* **REQUIREMENT**
Produce a faithful copy of the data, one that leaves out the pictures.

* **GIVEN ENTRIES**
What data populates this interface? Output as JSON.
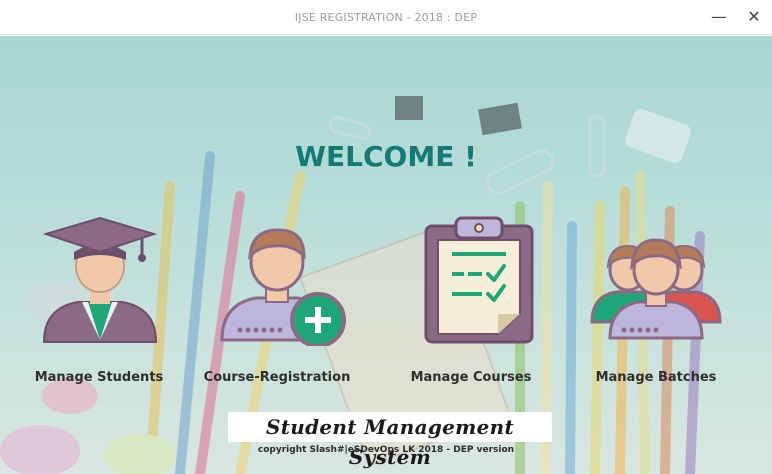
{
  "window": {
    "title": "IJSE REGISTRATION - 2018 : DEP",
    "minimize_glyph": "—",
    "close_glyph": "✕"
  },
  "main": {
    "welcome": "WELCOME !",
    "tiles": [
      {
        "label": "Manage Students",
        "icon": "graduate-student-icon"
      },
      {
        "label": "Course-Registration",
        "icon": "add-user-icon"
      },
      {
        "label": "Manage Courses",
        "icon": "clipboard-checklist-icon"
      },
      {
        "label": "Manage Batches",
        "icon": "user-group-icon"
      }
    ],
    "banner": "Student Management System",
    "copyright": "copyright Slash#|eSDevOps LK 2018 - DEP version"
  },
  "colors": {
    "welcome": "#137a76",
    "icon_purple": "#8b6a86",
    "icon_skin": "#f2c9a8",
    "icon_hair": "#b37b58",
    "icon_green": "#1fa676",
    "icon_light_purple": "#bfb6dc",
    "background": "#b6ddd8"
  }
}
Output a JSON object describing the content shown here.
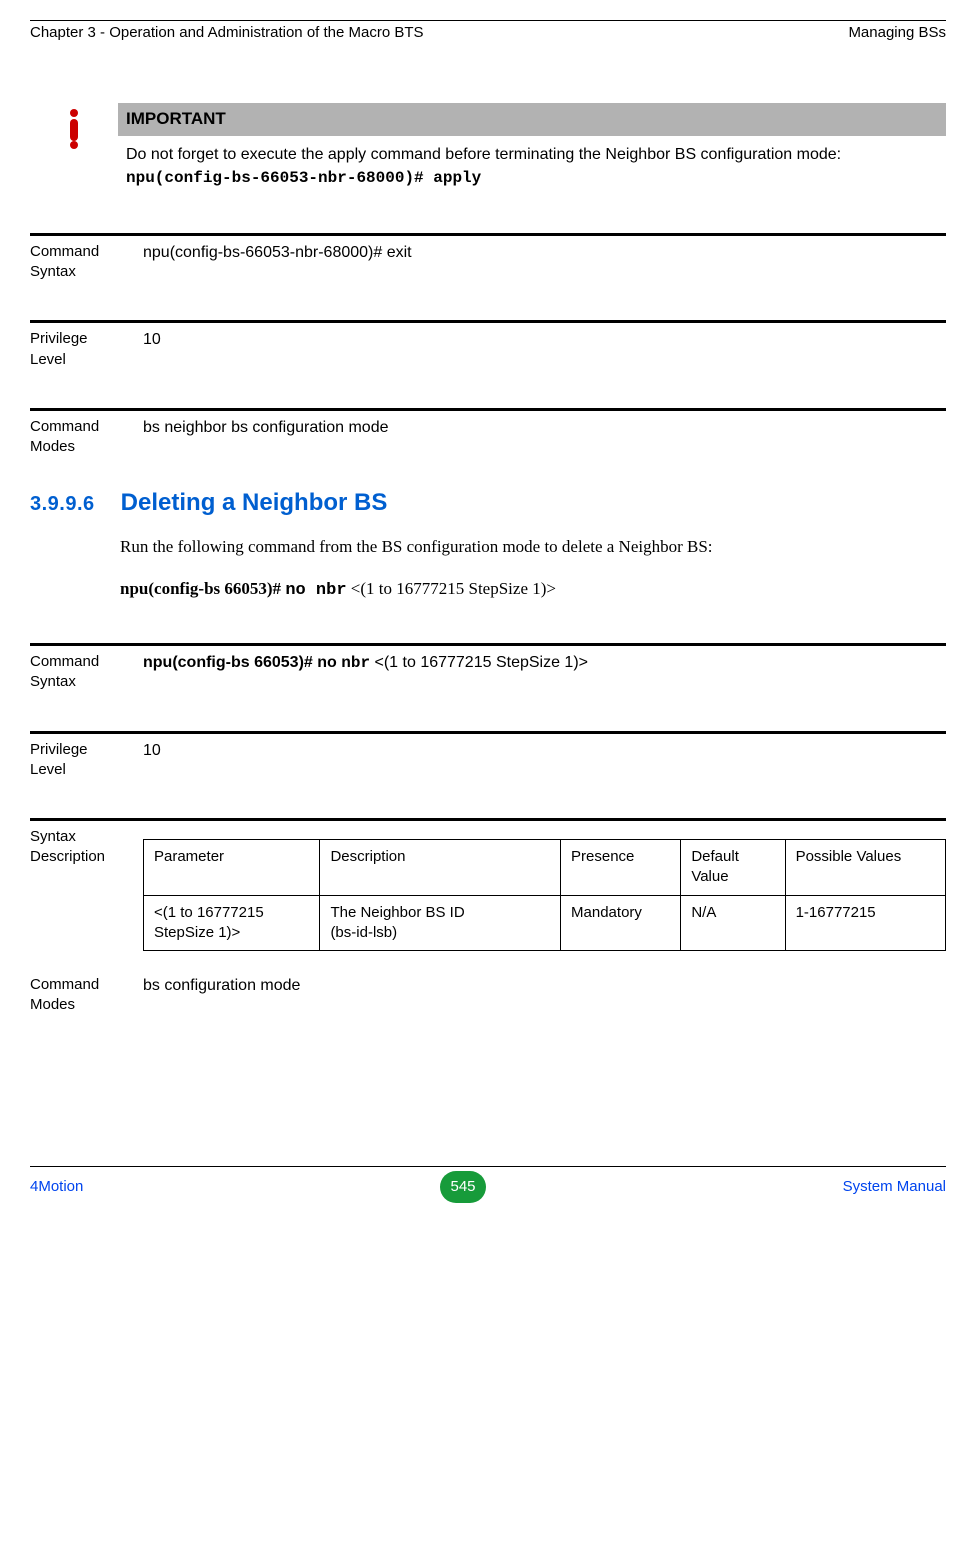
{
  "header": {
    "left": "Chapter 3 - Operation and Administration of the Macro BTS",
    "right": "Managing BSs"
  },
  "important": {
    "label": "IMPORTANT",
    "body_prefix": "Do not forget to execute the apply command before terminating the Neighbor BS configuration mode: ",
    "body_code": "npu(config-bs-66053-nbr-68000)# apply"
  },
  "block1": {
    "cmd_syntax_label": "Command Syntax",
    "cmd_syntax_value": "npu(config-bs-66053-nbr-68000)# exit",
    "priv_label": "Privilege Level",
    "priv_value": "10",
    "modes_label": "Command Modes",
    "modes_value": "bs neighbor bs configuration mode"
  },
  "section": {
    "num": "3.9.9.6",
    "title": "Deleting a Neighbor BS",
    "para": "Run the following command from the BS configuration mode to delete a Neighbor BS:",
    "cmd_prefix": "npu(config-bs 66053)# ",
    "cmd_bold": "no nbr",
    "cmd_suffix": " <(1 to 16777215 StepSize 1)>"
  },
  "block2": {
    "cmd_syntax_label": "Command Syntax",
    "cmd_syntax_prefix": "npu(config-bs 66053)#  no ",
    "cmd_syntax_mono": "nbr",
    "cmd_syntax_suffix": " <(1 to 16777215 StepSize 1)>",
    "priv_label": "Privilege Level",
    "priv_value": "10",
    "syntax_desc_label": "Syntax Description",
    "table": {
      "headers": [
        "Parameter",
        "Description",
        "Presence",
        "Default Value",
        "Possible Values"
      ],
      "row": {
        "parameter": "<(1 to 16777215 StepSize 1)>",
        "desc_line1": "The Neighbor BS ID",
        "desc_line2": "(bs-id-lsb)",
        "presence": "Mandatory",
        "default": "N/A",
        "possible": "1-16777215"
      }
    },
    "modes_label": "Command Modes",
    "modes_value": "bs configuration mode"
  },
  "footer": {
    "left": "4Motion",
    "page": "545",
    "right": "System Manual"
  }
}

* **ANSWER TO THIS EXERCISE**
What data populates this interface? Output as JSON.
{
  "window": {
    "title": "IJSE REGISTRATION - 2018 : DEP",
    "minimize_glyph": "—",
    "close_glyph": "✕"
  },
  "main": {
    "welcome": "WELCOME !",
    "tiles": [
      {
        "label": "Manage Students",
        "icon": "graduate-student-icon"
      },
      {
        "label": "Course-Registration",
        "icon": "add-user-icon"
      },
      {
        "label": "Manage Courses",
        "icon": "clipboard-checklist-icon"
      },
      {
        "label": "Manage Batches",
        "icon": "user-group-icon"
      }
    ],
    "banner": "Student Management System",
    "copyright": "copyright Slash#|eSDevOps LK 2018 - DEP version"
  },
  "colors": {
    "welcome": "#137a76",
    "icon_purple": "#8b6a86",
    "icon_skin": "#f2c9a8",
    "icon_hair": "#b37b58",
    "icon_green": "#1fa676",
    "icon_light_purple": "#bfb6dc",
    "background": "#b6ddd8"
  }
}
Output a JSON object describing the content shown here.
{
  "header": {
    "left": "Chapter 3 - Operation and Administration of the Macro BTS",
    "right": "Managing BSs"
  },
  "important": {
    "label": "IMPORTANT",
    "body_prefix": "Do not forget to execute the apply command before terminating the Neighbor BS configuration mode: ",
    "body_code": "npu(config-bs-66053-nbr-68000)# apply"
  },
  "block1": {
    "cmd_syntax_label": "Command Syntax",
    "cmd_syntax_value": "npu(config-bs-66053-nbr-68000)# exit",
    "priv_label": "Privilege Level",
    "priv_value": "10",
    "modes_label": "Command Modes",
    "modes_value": "bs neighbor bs configuration mode"
  },
  "section": {
    "num": "3.9.9.6",
    "title": "Deleting a Neighbor BS",
    "para": "Run the following command from the BS configuration mode to delete a Neighbor BS:",
    "cmd_prefix": "npu(config-bs 66053)# ",
    "cmd_bold": "no nbr",
    "cmd_suffix": " <(1 to 16777215 StepSize 1)>"
  },
  "block2": {
    "cmd_syntax_label": "Command Syntax",
    "cmd_syntax_prefix": "npu(config-bs 66053)#  no ",
    "cmd_syntax_mono": "nbr",
    "cmd_syntax_suffix": " <(1 to 16777215 StepSize 1)>",
    "priv_label": "Privilege Level",
    "priv_value": "10",
    "syntax_desc_label": "Syntax Description",
    "table": {
      "headers": [
        "Parameter",
        "Description",
        "Presence",
        "Default Value",
        "Possible Values"
      ],
      "row": {
        "parameter": "<(1 to 16777215 StepSize 1)>",
        "desc_line1": "The Neighbor BS ID",
        "desc_line2": "(bs-id-lsb)",
        "presence": "Mandatory",
        "default": "N/A",
        "possible": "1-16777215"
      }
    },
    "modes_label": "Command Modes",
    "modes_value": "bs configuration mode"
  },
  "footer": {
    "left": "4Motion",
    "page": "545",
    "right": "System Manual"
  }
}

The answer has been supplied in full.